When I was a kid, it was common to receive messages from the Emergency Broadcast System through television broadcasting. Our show would be interrupted by a voice announcing the message and then a grating, buzzing sound would come on for a few moments.

That warning sound was so disturbing, I remember times we covered our ears so we wouldn’t hear it.

When the buzzing stopped, that voice would come on and let us know that the pause in our regularly televised program was “only a test” of the system. Had it been a real emergency, the voice said, we would have been given instructions on how to proceed further.

Sometimes I wish God would let me know ahead of time when he’s testing me. It seems that I often don’t know a situation occurring in my life has been a test of my faith until the whole thing has passed.

It’s true what they said about hindsight.

But I wonder.

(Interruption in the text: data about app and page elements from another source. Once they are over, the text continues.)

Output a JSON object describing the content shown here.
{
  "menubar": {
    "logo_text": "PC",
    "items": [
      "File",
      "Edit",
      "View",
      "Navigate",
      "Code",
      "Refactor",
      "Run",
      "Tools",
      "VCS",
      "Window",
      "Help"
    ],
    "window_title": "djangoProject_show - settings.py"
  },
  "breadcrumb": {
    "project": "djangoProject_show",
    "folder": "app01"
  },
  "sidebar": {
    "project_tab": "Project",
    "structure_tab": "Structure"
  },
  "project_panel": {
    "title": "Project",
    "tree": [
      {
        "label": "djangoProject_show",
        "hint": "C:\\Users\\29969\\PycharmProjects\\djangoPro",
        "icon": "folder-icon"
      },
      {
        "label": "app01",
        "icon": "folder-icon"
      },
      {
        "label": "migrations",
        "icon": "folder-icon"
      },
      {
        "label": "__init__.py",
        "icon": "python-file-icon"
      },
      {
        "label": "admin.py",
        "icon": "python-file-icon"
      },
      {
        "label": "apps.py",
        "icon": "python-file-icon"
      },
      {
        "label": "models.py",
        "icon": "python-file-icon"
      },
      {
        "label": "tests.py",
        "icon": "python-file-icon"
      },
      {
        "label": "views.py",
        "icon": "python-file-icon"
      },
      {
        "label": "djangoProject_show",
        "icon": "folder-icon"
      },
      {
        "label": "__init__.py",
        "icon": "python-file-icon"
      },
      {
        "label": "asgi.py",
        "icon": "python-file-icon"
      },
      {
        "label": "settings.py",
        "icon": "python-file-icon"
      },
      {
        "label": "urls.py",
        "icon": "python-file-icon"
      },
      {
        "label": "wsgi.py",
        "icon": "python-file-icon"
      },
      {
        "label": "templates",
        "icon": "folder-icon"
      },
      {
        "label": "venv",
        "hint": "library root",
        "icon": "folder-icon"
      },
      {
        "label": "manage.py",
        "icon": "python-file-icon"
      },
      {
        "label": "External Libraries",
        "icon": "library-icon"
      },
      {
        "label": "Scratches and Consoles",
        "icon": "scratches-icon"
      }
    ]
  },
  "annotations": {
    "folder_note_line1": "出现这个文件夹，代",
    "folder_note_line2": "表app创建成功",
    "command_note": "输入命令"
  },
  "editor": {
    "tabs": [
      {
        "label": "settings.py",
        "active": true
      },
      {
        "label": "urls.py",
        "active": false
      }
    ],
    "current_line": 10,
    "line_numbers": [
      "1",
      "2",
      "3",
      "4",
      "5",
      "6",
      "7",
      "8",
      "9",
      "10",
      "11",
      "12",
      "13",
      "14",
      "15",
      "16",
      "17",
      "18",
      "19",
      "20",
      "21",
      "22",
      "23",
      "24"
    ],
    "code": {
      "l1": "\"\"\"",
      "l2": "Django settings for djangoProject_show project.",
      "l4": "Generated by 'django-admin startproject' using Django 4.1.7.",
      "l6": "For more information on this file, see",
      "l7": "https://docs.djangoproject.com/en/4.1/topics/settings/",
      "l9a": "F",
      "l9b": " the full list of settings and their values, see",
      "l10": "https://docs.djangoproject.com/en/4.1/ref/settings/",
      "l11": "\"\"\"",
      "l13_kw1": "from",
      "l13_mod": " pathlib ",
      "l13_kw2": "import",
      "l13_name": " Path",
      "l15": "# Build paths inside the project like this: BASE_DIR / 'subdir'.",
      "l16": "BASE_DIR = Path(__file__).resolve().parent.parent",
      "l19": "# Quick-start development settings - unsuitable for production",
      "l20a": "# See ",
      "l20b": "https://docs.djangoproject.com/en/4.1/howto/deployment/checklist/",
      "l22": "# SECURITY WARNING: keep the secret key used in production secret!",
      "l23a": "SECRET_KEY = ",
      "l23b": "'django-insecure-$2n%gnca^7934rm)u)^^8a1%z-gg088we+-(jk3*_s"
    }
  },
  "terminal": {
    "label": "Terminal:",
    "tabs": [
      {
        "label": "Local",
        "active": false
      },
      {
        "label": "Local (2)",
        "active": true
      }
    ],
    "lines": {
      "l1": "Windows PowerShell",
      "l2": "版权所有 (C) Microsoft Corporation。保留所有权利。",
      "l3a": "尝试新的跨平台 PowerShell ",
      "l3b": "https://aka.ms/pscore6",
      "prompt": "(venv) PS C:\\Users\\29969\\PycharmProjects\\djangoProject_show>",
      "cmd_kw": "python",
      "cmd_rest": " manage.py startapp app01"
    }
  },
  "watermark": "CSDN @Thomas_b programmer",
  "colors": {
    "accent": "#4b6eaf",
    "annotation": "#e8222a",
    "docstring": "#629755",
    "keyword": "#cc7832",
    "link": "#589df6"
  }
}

If God gave me fair warning of an upcoming trial and the manner in which I’d be tested, would I listen to it? Would I consider it a grating sound in my ears and cover them so I could ignore that warning?

Frankly, I don’t remember one time when I received advance warning of a trial coming in my life. A test, so to speak. But I remember times when, further into the difficult situation, I realized it was probably a test.

God wants to know how I’ll respond when things get a little “testy.” He wants to see if I’ll trust him through it to do the amazing things he can do in that situation. Will I respond to people and events as Jesus would?

Will I pray, seek his direction and stay out of his way?ex cu woman praying

A little over a year ago, a friend gave me the opportunity to leave a situation in which we both felt frustrated and somewhat angry. Another individual had entered our happy circumstance and jarred it with an annoying presence. He was only doing what he’d been asked to do and the permission he was given to do it was given by someone who had authority.

Still, the situation was “testy.”

When my friend said, “You can leave if you want,” I told her I’d stay. In this situation, which actually wasn’t a big deal compared to some, I realized immediately that God might have something for me to learn. And that’s what I told her.

While that situation was one in which I knew right off that God could be testing me and watching to see how I responded, that’s not always the case.

Often times, as I said, it takes me a while to recognize that God has a hand in the situation and that his hand is large and in charge. He wants me to do some footwork in most cases, but ultimately, he’s in control.

In the letter Jesus’s brother, James, wrote to Jewish Christians, he said

“You know that the testing of your faith develops perseverance. Perseverance must finish its work so that you may be mature and complete” (James 1:3, 4)

When I read scripture, I’ve learned to pay attention to the places where it says, “so that.” Those two words tell me there’s a good reason for the direction I’m being given by the writer. Because I know the writer’s words were inspired by God himself, I trust them.

Trusting those words, however, doesn’t mean it will always be easy to follow through on the directions. God’s ideas are usually simple ones, but he doesn’t make things necessarily easy for us.

That means if we’re to grow in our faith in God and what he can–and will–accomplish in our lives, we can’t cover our ears when he tells us “This is a test.” Listening–and follow-through–will keep us humbled. It will help us to grow. Listening and follow-through will keep us safe. Just in case of a real emergency.